** Opening SUPPLIED ENTRIES block **

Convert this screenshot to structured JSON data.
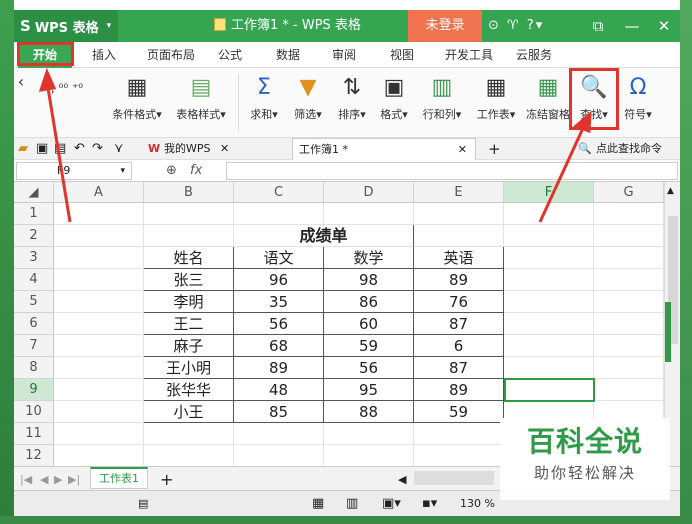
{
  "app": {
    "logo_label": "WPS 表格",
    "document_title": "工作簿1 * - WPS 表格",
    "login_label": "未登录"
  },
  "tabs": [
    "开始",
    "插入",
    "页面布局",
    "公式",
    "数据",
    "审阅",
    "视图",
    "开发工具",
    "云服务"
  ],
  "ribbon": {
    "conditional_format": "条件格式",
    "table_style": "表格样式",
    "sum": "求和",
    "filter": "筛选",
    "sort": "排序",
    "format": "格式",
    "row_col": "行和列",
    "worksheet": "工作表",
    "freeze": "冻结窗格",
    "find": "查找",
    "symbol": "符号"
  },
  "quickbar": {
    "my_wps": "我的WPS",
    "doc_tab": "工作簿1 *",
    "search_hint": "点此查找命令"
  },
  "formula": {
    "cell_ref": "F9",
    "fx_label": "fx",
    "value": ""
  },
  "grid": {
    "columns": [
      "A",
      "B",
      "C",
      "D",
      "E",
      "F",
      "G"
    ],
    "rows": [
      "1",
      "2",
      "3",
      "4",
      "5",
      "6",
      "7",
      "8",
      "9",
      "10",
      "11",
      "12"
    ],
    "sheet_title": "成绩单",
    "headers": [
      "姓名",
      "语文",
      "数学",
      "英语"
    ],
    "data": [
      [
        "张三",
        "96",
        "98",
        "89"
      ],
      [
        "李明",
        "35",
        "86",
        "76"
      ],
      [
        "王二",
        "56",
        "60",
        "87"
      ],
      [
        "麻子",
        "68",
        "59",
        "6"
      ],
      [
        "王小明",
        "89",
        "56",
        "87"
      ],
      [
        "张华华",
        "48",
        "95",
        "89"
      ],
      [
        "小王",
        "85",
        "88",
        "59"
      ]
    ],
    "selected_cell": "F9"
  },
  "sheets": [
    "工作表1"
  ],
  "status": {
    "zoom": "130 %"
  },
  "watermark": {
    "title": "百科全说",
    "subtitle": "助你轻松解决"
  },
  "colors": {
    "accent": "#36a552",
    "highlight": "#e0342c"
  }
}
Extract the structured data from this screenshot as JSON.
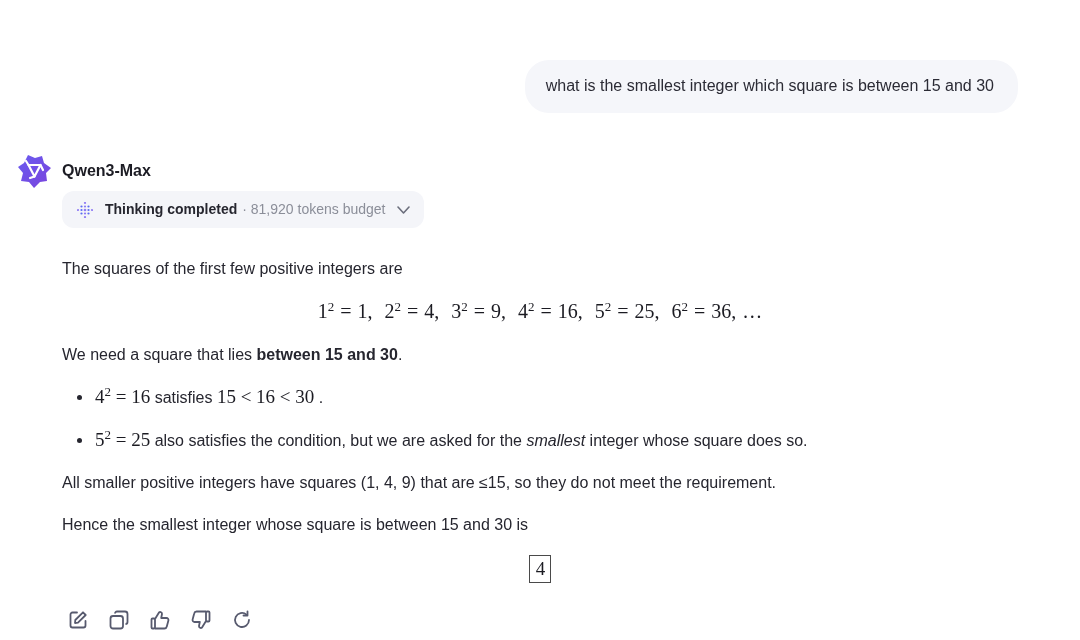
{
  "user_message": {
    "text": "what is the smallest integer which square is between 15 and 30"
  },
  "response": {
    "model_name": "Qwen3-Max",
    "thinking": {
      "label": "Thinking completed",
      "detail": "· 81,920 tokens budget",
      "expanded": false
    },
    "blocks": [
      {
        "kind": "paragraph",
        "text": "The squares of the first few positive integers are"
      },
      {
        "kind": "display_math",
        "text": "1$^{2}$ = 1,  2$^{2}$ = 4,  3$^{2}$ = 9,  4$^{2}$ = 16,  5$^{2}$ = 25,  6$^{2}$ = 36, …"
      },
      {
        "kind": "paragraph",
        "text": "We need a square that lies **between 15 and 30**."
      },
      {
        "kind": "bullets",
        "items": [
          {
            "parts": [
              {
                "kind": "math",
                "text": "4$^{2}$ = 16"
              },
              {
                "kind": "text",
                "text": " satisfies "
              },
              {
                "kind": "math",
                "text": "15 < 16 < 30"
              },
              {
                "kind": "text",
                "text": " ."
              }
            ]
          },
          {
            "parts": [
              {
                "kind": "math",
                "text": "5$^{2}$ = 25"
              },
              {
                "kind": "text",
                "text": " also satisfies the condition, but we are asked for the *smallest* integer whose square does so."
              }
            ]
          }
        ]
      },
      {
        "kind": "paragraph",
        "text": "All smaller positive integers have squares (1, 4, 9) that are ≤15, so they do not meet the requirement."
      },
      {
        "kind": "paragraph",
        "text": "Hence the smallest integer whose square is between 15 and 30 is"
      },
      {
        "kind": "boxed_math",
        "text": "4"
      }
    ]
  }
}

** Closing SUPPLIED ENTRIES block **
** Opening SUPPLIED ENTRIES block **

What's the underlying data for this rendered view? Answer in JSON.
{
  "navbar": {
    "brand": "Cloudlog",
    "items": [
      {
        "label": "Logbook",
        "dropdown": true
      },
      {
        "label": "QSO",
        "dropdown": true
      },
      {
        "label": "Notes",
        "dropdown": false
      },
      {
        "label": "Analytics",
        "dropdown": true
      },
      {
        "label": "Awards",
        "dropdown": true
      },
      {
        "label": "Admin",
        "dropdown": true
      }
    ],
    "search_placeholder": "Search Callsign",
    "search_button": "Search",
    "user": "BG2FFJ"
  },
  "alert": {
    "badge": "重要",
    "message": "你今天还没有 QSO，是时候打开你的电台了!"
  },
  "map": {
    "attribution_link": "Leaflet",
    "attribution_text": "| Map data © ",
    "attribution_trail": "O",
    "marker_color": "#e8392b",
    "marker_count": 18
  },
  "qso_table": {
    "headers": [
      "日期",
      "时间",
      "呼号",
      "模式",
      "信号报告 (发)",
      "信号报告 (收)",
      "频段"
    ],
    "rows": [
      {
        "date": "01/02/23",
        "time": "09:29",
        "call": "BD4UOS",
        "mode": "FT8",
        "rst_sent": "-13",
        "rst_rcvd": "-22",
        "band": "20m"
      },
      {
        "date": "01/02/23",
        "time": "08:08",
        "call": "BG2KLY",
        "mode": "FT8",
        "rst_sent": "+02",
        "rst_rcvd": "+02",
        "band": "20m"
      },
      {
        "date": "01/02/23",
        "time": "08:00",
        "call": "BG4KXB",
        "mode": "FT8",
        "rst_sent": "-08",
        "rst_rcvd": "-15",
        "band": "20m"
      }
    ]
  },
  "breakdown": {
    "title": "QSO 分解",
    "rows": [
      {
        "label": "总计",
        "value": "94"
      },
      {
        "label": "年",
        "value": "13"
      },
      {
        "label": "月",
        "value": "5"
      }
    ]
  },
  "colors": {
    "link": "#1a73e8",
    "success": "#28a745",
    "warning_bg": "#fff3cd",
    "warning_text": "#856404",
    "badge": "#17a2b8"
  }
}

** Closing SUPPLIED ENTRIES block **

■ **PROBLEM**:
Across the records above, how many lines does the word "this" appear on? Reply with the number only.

■ **RESPONSE BOX**:
3